We could continue on like this, asking about how you’d do virtually everything else your business does without the internet, but you probably understand what we’re getting at here. Is your business at all prepared for such a happening? While a complete internet failure is probably the top thing that could bring any business to a grinding halt, almost none are ready for it, reports Computer Weekly.
Lack of Precedent Think long and hard for a second back to the last time when this happened. On the other hand, you likely have, at minimum, one backup electrical supply in place.
catalanii nu se lasă și cer tot mai insistent independența față de spania.
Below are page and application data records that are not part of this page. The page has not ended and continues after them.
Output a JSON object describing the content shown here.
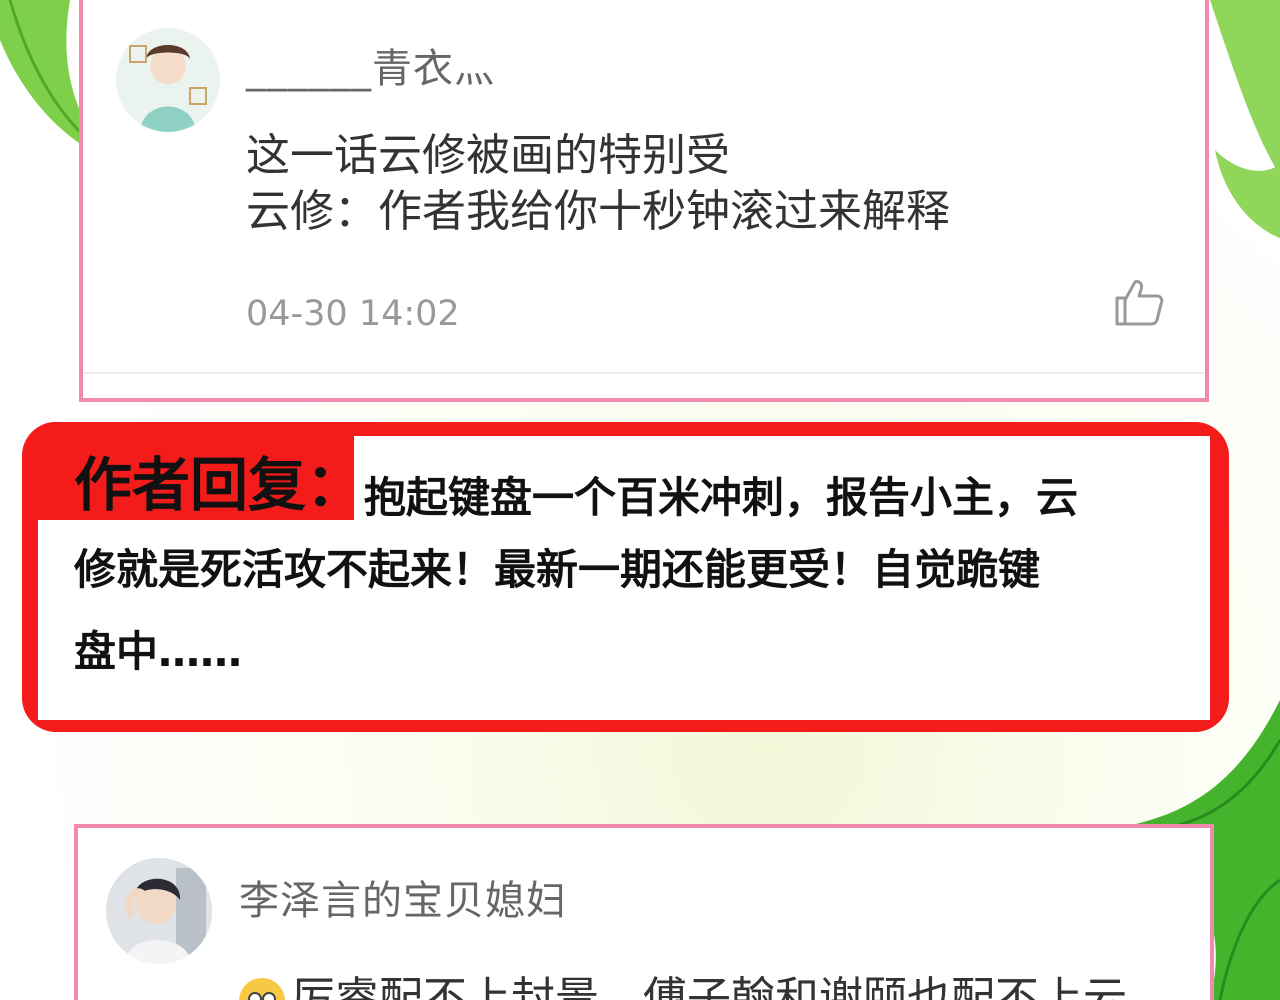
{
  "comments": [
    {
      "username": "______青衣灬",
      "lines": [
        "这一话云修被画的特别受",
        "云修：作者我给你十秒钟滚过来解释"
      ],
      "timestamp": "04-30 14:02",
      "like_icon": "thumbs-up-icon"
    },
    {
      "username": "李泽言的宝贝媳妇",
      "line": "厉睿配不上封景，傅子翰和谢颐也配不上云"
    }
  ],
  "author_reply": {
    "label": "作者回复：",
    "lines": [
      "抱起键盘一个百米冲刺，报告小主，云",
      "修就是死活攻不起来！最新一期还能更受！自觉跪键",
      "盘中……"
    ]
  },
  "colors": {
    "card_border": "#f08ab0",
    "reply_red": "#f41b1b",
    "leaf_green": "#6cc93c"
  }
}
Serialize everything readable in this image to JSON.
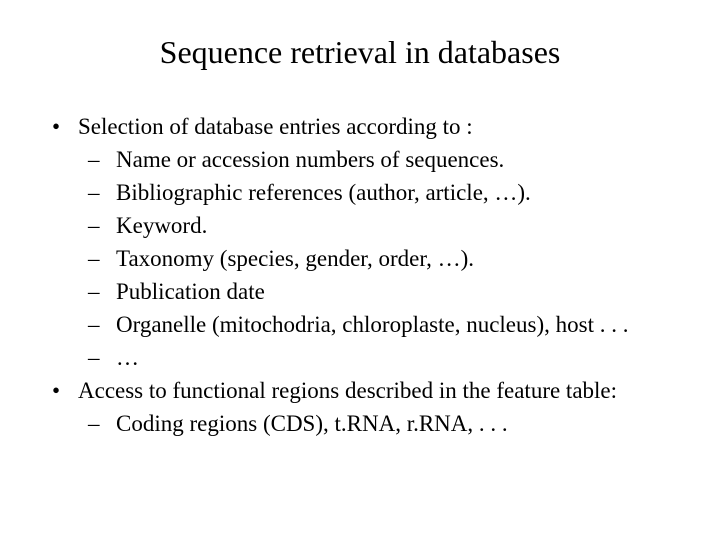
{
  "title": "Sequence retrieval in databases",
  "bullets": {
    "b1": "Selection of database entries according to :",
    "b1_1": "Name or accession numbers of sequences.",
    "b1_2": "Bibliographic references (author, article, …).",
    "b1_3": "Keyword.",
    "b1_4": "Taxonomy (species, gender, order, …).",
    "b1_5": "Publication date",
    "b1_6": "Organelle (mitochodria, chloroplaste, nucleus), host . . .",
    "b1_7": "…",
    "b2": "Access to functional regions described in the feature table:",
    "b2_1": "Coding regions (CDS), t.RNA, r.RNA, . . ."
  }
}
It’s great to have your data, website and/or applications in the cloud, but if you’re not backing up everything that is mission-critical, you’re making a mistake.“Organizations need to take an afternoon for a brainstorming session on all the things they would need if the internet were to fail for any significant amount of time,” said Bonner.“They then need to ensure that they have these things put aside somewhere safely so that they have everything they need to carry should an internet failure occur.” One last bit of advice: screen captures. You’re using the internet, just like you and your business do every single other day. In fact, you’ve likely experienced it at least a few times. Going Offline Speaking with that publication, consultancy firm KPMG’s Stephen Bonner floated the idea of a complete internet meltdown happening at some point within the next five years.Whether you’re sending an email, updating your Facebook page, binge-watching a show on Netflix or any of a zillion other options, you’re using the internet nearly all of the time. That’s a lot of time for your employees to be sending emails over their smartphones in between time spent checking their Twitter feeds and watching cat videos on You Tube. And although a technical problem could bring it all crashing down, he believes it’s more likely that such an event would be caused by a human error. “Although there are vulnerabilities in the internet that malicious actors could exploit to cause a total outage, nobody would benefit, therefore it is unlikely to be the result of a deliberate act,” he noted.